MIT is chosen to redevelop Volpe’s 14 acres; Vision for Kendall Square parcel unknown
The Massachusetts Institute of Technology has been selected by the federal government to be its partner in developing the John A. Volpe Transportation Center and its 14-acre parcel in Kendall Square, the General Services Administration announced this afternoon.
MIT beat out 12 other firms who had qualified in a three-stage process that began in 2014. The government qualified bidders last year and released a final request for proposals this June. Bidders were to identify key personnel for the project, including a choice of three potential “lead designers” from separate architectural firms. Their responses have not been made public by the government, citing procurement confidentiality laws.
“The next step of the process will be the joint selection of the design team by the federal government and the exchange partner for the new federal facility,” said Patrick Sclafani, spokesman for the GSA.

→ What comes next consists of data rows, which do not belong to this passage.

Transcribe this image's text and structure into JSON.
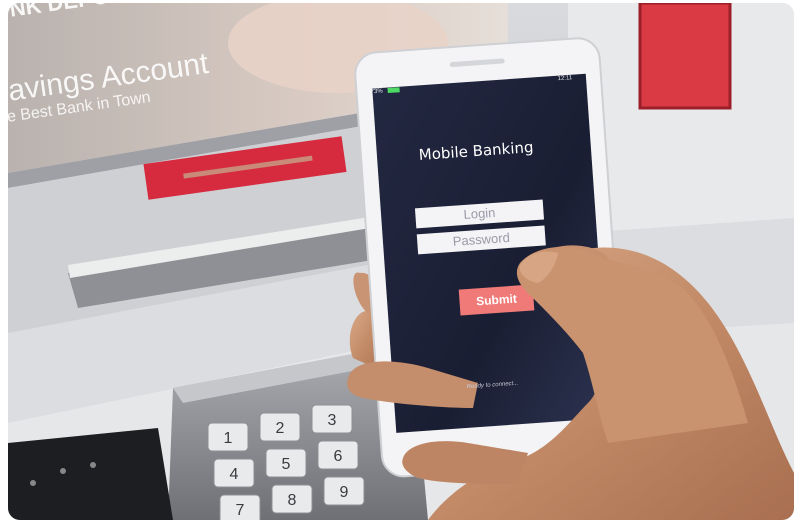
{
  "atm": {
    "banner_partial_line1": "NK DEPOSIT",
    "banner_line2": "avings Account",
    "banner_line3": "e Best Bank in Town",
    "keypad_keys": [
      "1",
      "2",
      "3",
      "4",
      "5",
      "6",
      "7",
      "8",
      "9"
    ]
  },
  "phone": {
    "status_battery": "73%",
    "status_time": "12:11",
    "app_title": "Mobile Banking",
    "login_placeholder": "Login",
    "password_placeholder": "Password",
    "submit_label": "Submit",
    "status_message": "Ready to connect..."
  },
  "colors": {
    "screen_bg": "#1e2236",
    "submit_button": "#f07a78",
    "atm_red_slot": "#d42d3e",
    "atm_panel": "#d8d9dc",
    "skin": "#c8956f"
  }
}
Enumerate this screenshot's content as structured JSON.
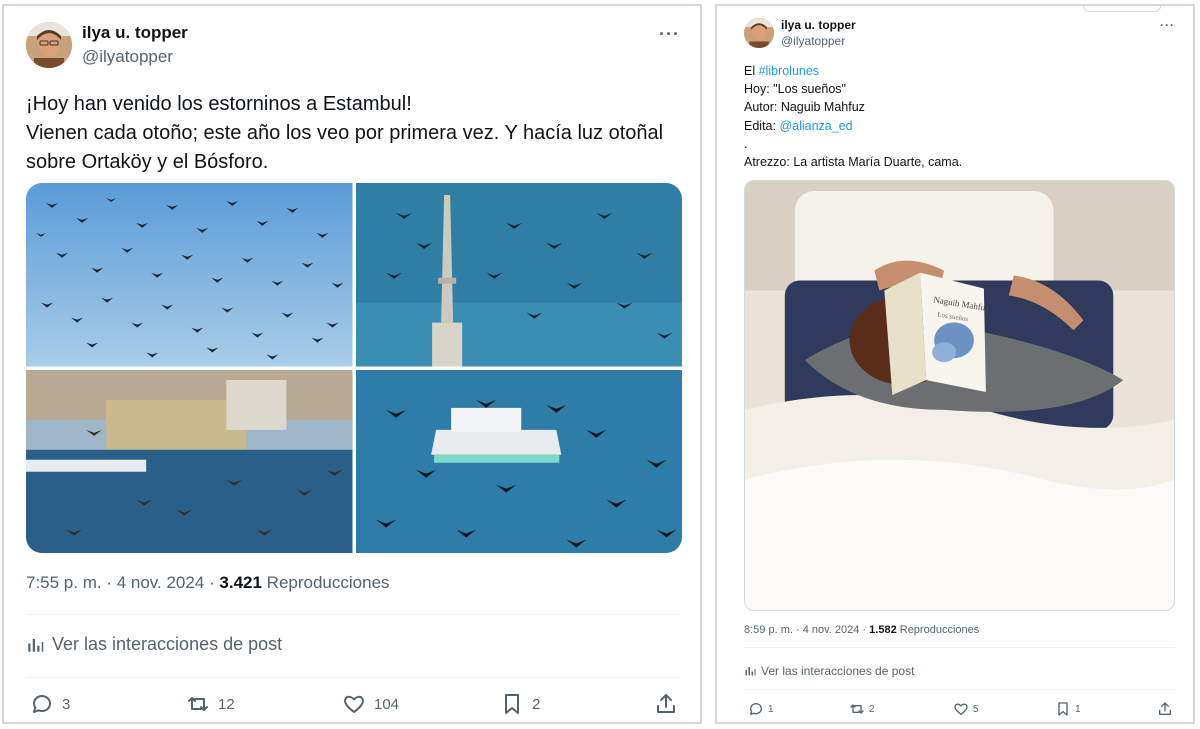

It remains unclear what the future Volpe parcel will actually look like. The city has been waiting for the government to select a partner before finalizing zoning for the area. The Planning Board had recommended a zoning package last fall, but the City Council felt there was too much uncertainty in what the government would need for it to agree on zoning, so it shelved the process.
City officials recently appointed a Volpe Working Group to provide an “urban design framework” to the site developer – now MIT – and to inform the city’s zoning for the area. That group had its introductory meeting Oct. 20, but has been waiting for the federal process to move forward.
Peter Crawley, president of the East Cambridge Planning team and a member of the working group, said the institute was “an excellent choice, given the pool of applicants. I think MIT has the longest timeframe view … universities typically have 50- to 100-year timeframes that they plan along. In terms of building something with lasting value, I think they’re the top choice.”
Iram Farooq, Cambridge’s assistant city manager for planning, agreed: “I think having an entity like MIT be the selected is actually positive, because they are very rooted in Cambridge. Having somebody with that level of commitment is a good thing for a project.”
“It also is important that what happens on the Volpe site has a lot of impact on MIT’s campus, and so they have an investment in it, not just from a financial perspective, but from wanting a positive outcome long-term on the site, because it abuts their campus,” Farooq said.
MIT spokeswoman Kimberly Allen was unable to address the details of the proposal, including whether it would be exclusively commercial or might contain academic uses; who the proposed three design firms are; how it might interplay with MIT’s existing real estate projects in the area; or how many decades it might take to fully develop the parcel.
But MIT Executive Vice President Israel Ruiz said in a statement that the institute was “delighted” to be chosen. “We look forward to working with the federal government, the City of Cambridge, our Kendall Square neighbors and the MIT community as this process advances,” Ruiz said.
The selection comes as the institute is neck-deep in a permitting for a major development to build 1.5 million square feet across six buildings along Main Street in Kendall Square – one graduate dormitory, one residential building next to One Broadway, three commercial lab or office buildings and one small retail building. The overall project plan for those buildings has been approved by the Planning Board, although it has yet to review individual buildings.
As the selectee, MIT will construct an approximately 400,000-square-foot building to house the Volpe Center, which does transportation research. In exchange, it gets to develop the remainder of the Volpe Parcel at 55 Broadway, which is bounded by Broadway, Third and Binney streets and the 6th Street walkway (excluding the Third Square apartments at 303 Third St.).
According to the GSA’s bid documents, the award was based on three non-price factors and one price factor. The non-price factors were: development, construction and design qualifications; technical approach; and financial qualifications and plan. Details of the price factor have been omitted from public documents, but it appears to reflect the estimated cost of designing and delivering Volpe’s new building, plus a “value equalization amount” that bidders may choose to pay.